The show starts and having seen the Film, expectations are high! There is a proscenium within a proscenium and a view from the backstage 3rd proscenium. A reversal when we become the audience rather than the backstage spectator is interesting but leaving the “water fountain’s” pipework downstage left when we’re at front view was just wrong. It had been left there for a gag of a stage-hand using a spanner and getting some water on his face – very slapstick and more appropriate for a child’s audience with a clown party entertainer than a West-End Show.
The Sound was lovely in that it wasn’t blasting, and we could hear everyone really well!
The highlight of the show? When the theatre was a sanctuary and there are bombs exploding outside there was very nice flicker effect and several poystyrene masonry blocks bounced around the stage. All quite nice really.
The Set took us from roof top to Underground station, onstage, in offices, backstage, and although simple it worked well. I especially liked the windmill flown in that revolved.
The highlight of the lighting for me was the adapted Source Four Lustre 2 fixtures used as Follow-Spots. They were sometimes hard-edged and sometimes soft. Programmed into the lighting Cues the Operators only had to Focus and point. They were really effective and a nice touch. But their Zoom wasn’t large enough for the coverage – perhaps using both spots simultaneously would have overcome some of the obvious dilemmas as shown in photo below

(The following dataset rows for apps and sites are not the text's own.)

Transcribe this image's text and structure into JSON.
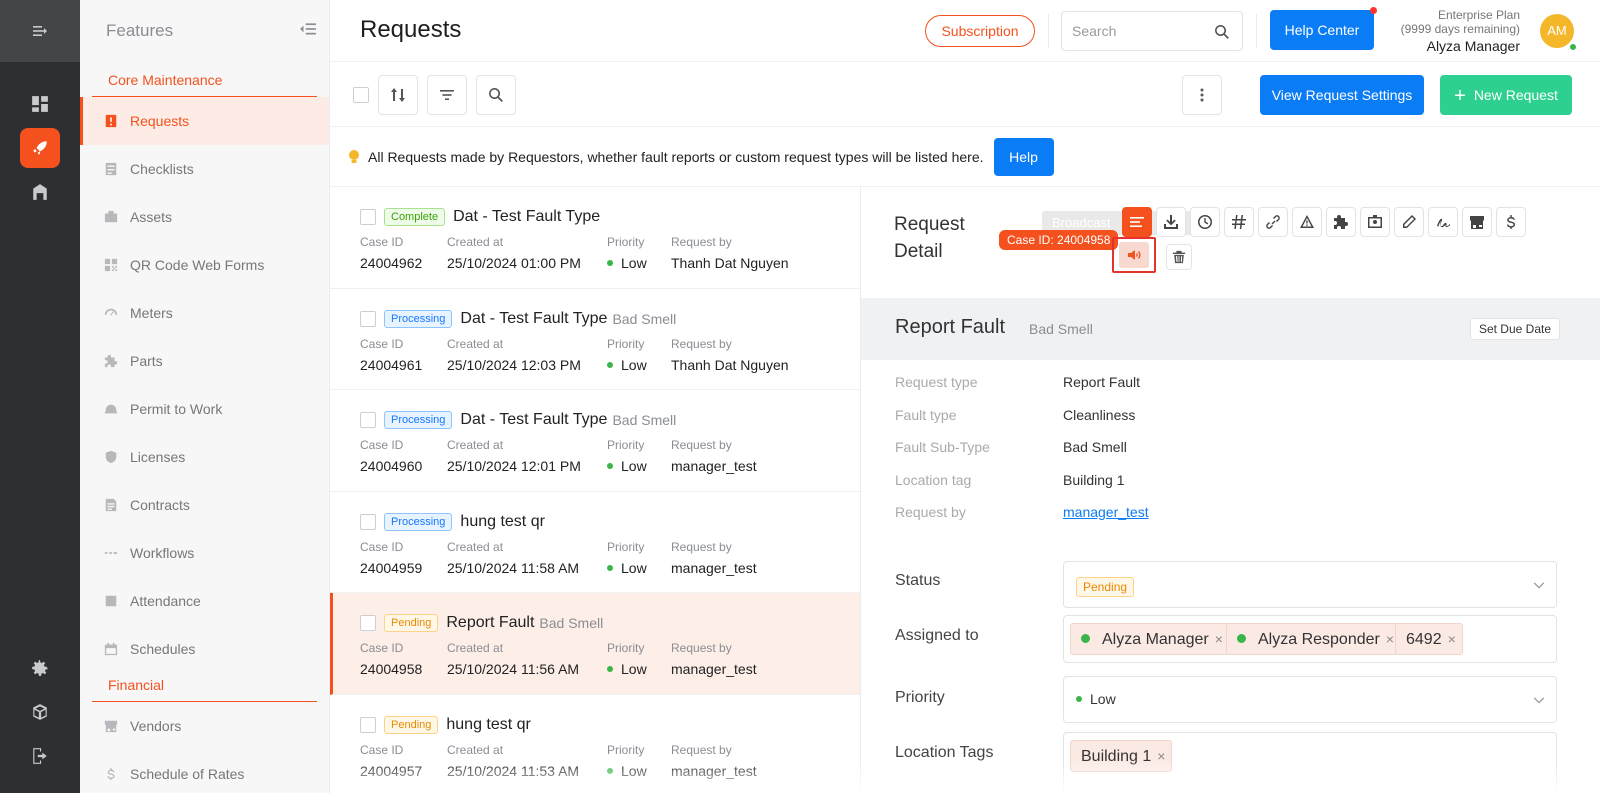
{
  "header": {
    "page_title": "Requests",
    "subscription_label": "Subscription",
    "search_placeholder": "Search",
    "help_center_label": "Help Center",
    "plan_name": "Enterprise Plan",
    "plan_days": "(9999 days remaining)",
    "user_name": "Alyza Manager",
    "avatar_initials": "AM"
  },
  "sidebar": {
    "title": "Features",
    "section_core": "Core Maintenance",
    "section_financial": "Financial",
    "items": [
      {
        "label": "Requests",
        "icon": "request-icon"
      },
      {
        "label": "Checklists",
        "icon": "checklist-icon"
      },
      {
        "label": "Assets",
        "icon": "asset-icon"
      },
      {
        "label": "QR Code Web Forms",
        "icon": "qr-code-icon"
      },
      {
        "label": "Meters",
        "icon": "meter-icon"
      },
      {
        "label": "Parts",
        "icon": "puzzle-icon"
      },
      {
        "label": "Permit to Work",
        "icon": "hard-hat-icon"
      },
      {
        "label": "Licenses",
        "icon": "shield-icon"
      },
      {
        "label": "Contracts",
        "icon": "contract-icon"
      },
      {
        "label": "Workflows",
        "icon": "workflow-icon"
      },
      {
        "label": "Attendance",
        "icon": "attendance-icon"
      },
      {
        "label": "Schedules",
        "icon": "calendar-icon"
      }
    ],
    "financial_items": [
      {
        "label": "Vendors",
        "icon": "store-icon"
      },
      {
        "label": "Schedule of Rates",
        "icon": "dollar-icon"
      }
    ]
  },
  "toolbar": {
    "view_settings_label": "View Request Settings",
    "new_request_label": "New Request"
  },
  "info": {
    "text": "All Requests made by Requestors, whether fault reports or custom request types will be listed here.",
    "help_label": "Help"
  },
  "list_headers": {
    "case_id": "Case ID",
    "created_at": "Created at",
    "priority": "Priority",
    "request_by": "Request by"
  },
  "requests": [
    {
      "status": "Complete",
      "title": "Dat - Test Fault Type",
      "subtitle": "",
      "case_id": "24004962",
      "created_at": "25/10/2024 01:00 PM",
      "priority": "Low",
      "request_by": "Thanh Dat Nguyen"
    },
    {
      "status": "Processing",
      "title": "Dat - Test Fault Type",
      "subtitle": "Bad Smell",
      "case_id": "24004961",
      "created_at": "25/10/2024 12:03 PM",
      "priority": "Low",
      "request_by": "Thanh Dat Nguyen"
    },
    {
      "status": "Processing",
      "title": "Dat - Test Fault Type",
      "subtitle": "Bad Smell",
      "case_id": "24004960",
      "created_at": "25/10/2024 12:01 PM",
      "priority": "Low",
      "request_by": "manager_test"
    },
    {
      "status": "Processing",
      "title": "hung test qr",
      "subtitle": "",
      "case_id": "24004959",
      "created_at": "25/10/2024 11:58 AM",
      "priority": "Low",
      "request_by": "manager_test"
    },
    {
      "status": "Pending",
      "title": "Report Fault",
      "subtitle": "Bad Smell",
      "case_id": "24004958",
      "created_at": "25/10/2024 11:56 AM",
      "priority": "Low",
      "request_by": "manager_test"
    },
    {
      "status": "Pending",
      "title": "hung test qr",
      "subtitle": "",
      "case_id": "24004957",
      "created_at": "25/10/2024 11:53 AM",
      "priority": "Low",
      "request_by": "manager_test"
    }
  ],
  "detail": {
    "title_line1": "Request",
    "title_line2": "Detail",
    "ghost_label": "Broadcast",
    "tooltip": "Case ID: 24004958",
    "report_title": "Report Fault",
    "report_subtitle": "Bad Smell",
    "due_label": "Set Due Date",
    "fields": [
      {
        "key": "Request type",
        "value": "Report Fault"
      },
      {
        "key": "Fault type",
        "value": "Cleanliness"
      },
      {
        "key": "Fault Sub-Type",
        "value": "Bad Smell"
      },
      {
        "key": "Location tag",
        "value": "Building 1"
      },
      {
        "key": "Request by",
        "value": "manager_test"
      }
    ],
    "status_label": "Status",
    "status_value": "Pending",
    "assigned_label": "Assigned to",
    "assignees": [
      "Alyza Manager",
      "Alyza Responder",
      "6492"
    ],
    "priority_label": "Priority",
    "priority_value": "Low",
    "location_label": "Location Tags",
    "location_value": "Building 1"
  },
  "colors": {
    "accent": "#f4511e",
    "primary_blue": "#0a7cf5",
    "green": "#2ed08f"
  }
}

The majority of the lighting design didn’t work for me. Predominantly side lit with no front light apart from Proscenium perches and very little backlight. Strange that top hats were used on the Perch Source Fours hung immediately above moving LED Wash lights that splashed all over……
And I’ve never been a fan of Variety Music Hall Comics, but made worse when they mumble, gabble and forget their lines:
All in all, a very cheap night out, yeah, (£10 for Ticket and £12 for 2 large glasses of white)
But, a disappointing show!
What the Producers say:
“Don’t miss MRS HENDERSON PRESENTS, the hilarious, brand-new, five-star musical that’s had critics in raptures, as it makes its West End debut in February 2016. Based on the much-loved film that starred Dame Judi Dench and Bob Hoskins, the show’s run at the Theatre Royal Bath was hailed by the Guardian as “a shot in the arm for the British musical” and led Quentin Letts of the Daily Mail to exclaim, “I have not emerged from the theatre feeling quite so cheerful in a long time”.
It’s London, 1937, and recently widowed eccentric, Laura Henderson, is looking for a way of spending her time and money when her attention falls on a run-down former cinema in Great Windmill Street. Hiring feisty impresario Vivian Van Damm to look after the newly renovated Windmill Theatre, the improbable duo present a bill of non-stop variety acts. But as war looms something more is required to boost morale and box office… When Mrs Henderson comes up with the idea of The Windmill Girls – glamorous young women posing as nude statues – audiences flock. And as the Blitz hits London, The Windmill provides a refuge for all, boasting the spirit-raising slogan “We Never Close”.
With book and direction by the Tony Award-winning Terry Johnson (La Cage Aux Folles), choreography by Andrew Wright (Singin’ in the Rain, Guys and Dolls), lyrics by the multi-award-winning Don Black (Sunset Boulevard) and music by George Fenton and Simon Chamberlain, this glorious and heartwarming new production stars Olivier-winner Tracie Bennett (Les Misérables, End of the Rainbow, ITV’s Coronation Street), Olivier-nominated Ian Bartholomew (Into the Woods) and Olivier-nominated Emma Williams (Chitty Chitty Bang Bang).”